Liberalism, again

Two weeks ago, in a column on the kerfuffle in Arizona, Jim Goad wrote:

The luridly self-righteous cultural left, which long ago eclipsed social conservatives in their unhinged sense of shirt-rending, chest-thumping moral hyperbole, had described the law as shameful, disgraceful, horrifying, and hateful.

And it gets better from there. But if the colorful un-PC style of Taki’s Mag isn’t to your liking, R.R. Reno has a more measured take on the same phenomenon. In a lengthy review of The Twilight of the American Enlightenment by George Marsden, he writes:

Today, some of the issues are different, but the same consensus liberalism endures as a mushy but ruthlessly enforced consensus. Why same-sex marriage but not polygamy? Why a capacious commitment to free speech that permits pornography and at the same time endorses punitive speech codes that treat the N-word as cause for firing someone? How can we say that women aren’t different from men but at the same time need empowerment? Why heap shame on smokers but remain scrupulously non-judgmental about sex? These aren’t questions most liberals can answer, but that doesn’t alter their infuriating confidence that their sensibilities are meet and right.
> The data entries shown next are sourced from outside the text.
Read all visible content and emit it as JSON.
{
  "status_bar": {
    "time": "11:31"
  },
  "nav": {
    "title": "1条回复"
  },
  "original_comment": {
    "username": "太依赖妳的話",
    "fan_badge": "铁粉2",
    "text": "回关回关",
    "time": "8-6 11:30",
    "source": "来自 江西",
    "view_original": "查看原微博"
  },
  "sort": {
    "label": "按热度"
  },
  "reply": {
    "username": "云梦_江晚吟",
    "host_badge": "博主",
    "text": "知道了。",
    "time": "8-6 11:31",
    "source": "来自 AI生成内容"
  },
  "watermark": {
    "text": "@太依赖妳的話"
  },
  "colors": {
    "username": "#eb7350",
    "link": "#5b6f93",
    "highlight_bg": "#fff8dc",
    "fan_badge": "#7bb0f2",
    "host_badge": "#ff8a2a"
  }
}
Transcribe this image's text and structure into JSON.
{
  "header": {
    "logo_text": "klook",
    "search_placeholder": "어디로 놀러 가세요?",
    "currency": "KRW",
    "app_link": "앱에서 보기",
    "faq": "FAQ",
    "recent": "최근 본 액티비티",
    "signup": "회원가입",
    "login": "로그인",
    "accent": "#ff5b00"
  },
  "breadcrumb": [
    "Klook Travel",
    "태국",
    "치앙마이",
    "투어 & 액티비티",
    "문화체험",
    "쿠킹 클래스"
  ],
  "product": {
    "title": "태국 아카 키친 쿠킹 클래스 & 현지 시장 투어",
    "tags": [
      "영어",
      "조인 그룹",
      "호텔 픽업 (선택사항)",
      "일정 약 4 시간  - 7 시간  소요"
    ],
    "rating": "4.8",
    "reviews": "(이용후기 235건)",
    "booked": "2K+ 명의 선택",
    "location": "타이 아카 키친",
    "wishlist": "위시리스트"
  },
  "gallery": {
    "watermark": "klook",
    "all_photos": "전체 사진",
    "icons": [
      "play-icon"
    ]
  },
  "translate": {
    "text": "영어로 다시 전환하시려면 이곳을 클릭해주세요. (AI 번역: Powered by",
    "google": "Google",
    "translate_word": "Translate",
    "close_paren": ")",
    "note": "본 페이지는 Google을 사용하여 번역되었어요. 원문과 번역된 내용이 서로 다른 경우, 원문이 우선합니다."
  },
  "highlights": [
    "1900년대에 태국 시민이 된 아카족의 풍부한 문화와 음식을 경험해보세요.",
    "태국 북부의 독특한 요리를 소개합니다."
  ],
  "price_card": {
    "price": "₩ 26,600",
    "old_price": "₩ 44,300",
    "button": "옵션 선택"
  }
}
Moreover, as was the case with Lippmann, dissent from consensus liberal opinions continues to be analyzed as a psychological pathology rather than a philosophical disagreement. Opposition to gay marriage is explained as homophobia. Those who question feminist ideologies are in the grips of patriarchal ideology. And, in general, the failure to be a liberal signals a deep seated “fear of change.”